After a Filling
Many people feel some sensitivity after they receive a filling. The tooth may be sensitive to pressure, air, sweet foods, heat or cold. Composite fillings often cause sensitivity, but other types of filling materials can, too.
In most cases, the sensitivity will subside over one to two weeks. Until then, try to avoid anything that causes it. If your tooth is extremely sensitive or your sensitivity does not decrease after two weeks, contact your dentist's office.
It's important to let your dentist know about any sensitivity you are feeling. The next time you need a filling, he or she may be able to use a different material and make changes to reduce sensitivity. People vary in their response to different materials. Your dentist has no way of predicting if your tooth will react to a particular material.
When you talk to your dentist about the sensitivity, try to describe it as precisely as possible. This information will help decide what should be done next. Your dentist may take out the filling and put in a new one. He or she may add a base, liner or desensitizing agent on the tooth as well. If the filling was very deep, you could need a root canal treatment to solve the problem.
Besides sensitivity, some people feel discomfort when they bite down. There are two types of pain, each with a different cause.
- The first type occurs when you bite, and worsens over time. This is caused by a filling that interferes with your bite. Once your anesthetic wears off, you would notice this right away. Contact your dentist. You will need to return to the office to have the filling reshaped.
- The second type of discomfort is a very sharp shock that appears only when your teeth touch. This is called galvanic shock. It is caused by two metals (one in the newly filled tooth and one in the tooth it's touching) producing an electric current in your mouth. This would happen, for example, if you had a new amalgam filling in a bottom tooth and had a gold crown in the tooth above it.
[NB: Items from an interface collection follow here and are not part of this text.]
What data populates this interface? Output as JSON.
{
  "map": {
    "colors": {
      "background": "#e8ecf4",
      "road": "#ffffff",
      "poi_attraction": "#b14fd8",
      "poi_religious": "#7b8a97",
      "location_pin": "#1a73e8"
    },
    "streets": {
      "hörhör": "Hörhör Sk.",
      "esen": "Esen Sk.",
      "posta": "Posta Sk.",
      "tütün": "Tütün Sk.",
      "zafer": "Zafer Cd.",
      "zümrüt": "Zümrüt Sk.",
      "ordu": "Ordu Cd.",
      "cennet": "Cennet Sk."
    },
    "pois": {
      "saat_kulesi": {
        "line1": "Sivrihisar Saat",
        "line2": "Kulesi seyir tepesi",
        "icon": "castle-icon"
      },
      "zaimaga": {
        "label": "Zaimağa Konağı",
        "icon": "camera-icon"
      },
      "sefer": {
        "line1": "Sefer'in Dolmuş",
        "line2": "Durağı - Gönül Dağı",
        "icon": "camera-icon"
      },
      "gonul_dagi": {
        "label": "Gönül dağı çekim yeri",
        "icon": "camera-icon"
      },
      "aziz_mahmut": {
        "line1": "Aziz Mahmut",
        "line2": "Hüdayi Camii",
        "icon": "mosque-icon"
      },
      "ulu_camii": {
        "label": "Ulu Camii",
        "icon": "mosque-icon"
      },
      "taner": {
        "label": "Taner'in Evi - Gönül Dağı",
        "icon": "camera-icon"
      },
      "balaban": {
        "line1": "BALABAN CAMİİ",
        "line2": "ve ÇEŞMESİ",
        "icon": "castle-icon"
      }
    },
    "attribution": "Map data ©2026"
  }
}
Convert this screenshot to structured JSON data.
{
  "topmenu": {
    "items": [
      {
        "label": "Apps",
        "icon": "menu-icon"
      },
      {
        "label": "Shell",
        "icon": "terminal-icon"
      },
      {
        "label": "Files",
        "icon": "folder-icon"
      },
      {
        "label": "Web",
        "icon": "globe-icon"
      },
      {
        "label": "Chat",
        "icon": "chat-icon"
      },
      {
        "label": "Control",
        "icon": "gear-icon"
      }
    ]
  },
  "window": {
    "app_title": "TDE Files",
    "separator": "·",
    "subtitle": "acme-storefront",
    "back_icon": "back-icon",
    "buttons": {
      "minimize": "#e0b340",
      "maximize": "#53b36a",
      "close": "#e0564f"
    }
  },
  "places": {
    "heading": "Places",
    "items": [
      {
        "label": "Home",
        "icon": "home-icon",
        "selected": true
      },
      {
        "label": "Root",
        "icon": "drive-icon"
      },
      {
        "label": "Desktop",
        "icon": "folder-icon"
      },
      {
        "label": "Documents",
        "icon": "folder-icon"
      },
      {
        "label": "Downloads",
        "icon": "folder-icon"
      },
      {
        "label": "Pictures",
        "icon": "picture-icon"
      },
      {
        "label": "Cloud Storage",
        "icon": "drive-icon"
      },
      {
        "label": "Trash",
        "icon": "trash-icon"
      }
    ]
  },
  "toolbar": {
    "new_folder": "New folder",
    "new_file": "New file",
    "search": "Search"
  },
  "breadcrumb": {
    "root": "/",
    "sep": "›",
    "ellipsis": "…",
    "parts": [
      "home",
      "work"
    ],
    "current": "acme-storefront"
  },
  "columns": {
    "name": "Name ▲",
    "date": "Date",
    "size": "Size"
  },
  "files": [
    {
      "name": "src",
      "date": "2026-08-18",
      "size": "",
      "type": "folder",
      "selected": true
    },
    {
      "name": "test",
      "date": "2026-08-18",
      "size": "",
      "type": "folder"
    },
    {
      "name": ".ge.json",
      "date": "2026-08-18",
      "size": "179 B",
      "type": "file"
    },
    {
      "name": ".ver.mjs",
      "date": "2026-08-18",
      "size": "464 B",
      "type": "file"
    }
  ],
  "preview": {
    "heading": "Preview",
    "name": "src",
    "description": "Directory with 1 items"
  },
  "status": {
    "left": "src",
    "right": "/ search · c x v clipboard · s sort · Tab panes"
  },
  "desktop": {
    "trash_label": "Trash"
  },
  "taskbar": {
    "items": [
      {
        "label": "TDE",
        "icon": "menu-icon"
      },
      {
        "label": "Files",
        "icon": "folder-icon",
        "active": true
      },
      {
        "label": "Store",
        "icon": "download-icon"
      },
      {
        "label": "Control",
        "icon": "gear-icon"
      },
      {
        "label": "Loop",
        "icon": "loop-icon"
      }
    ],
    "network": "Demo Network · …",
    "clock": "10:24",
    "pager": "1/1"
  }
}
Your dentist polishes the filling after it is placed, but occasionally sharp edges may remain. If you find one, contact your dentist and arrange to have it smoothed as soon as possible to avoid injury to your tongue or mouth.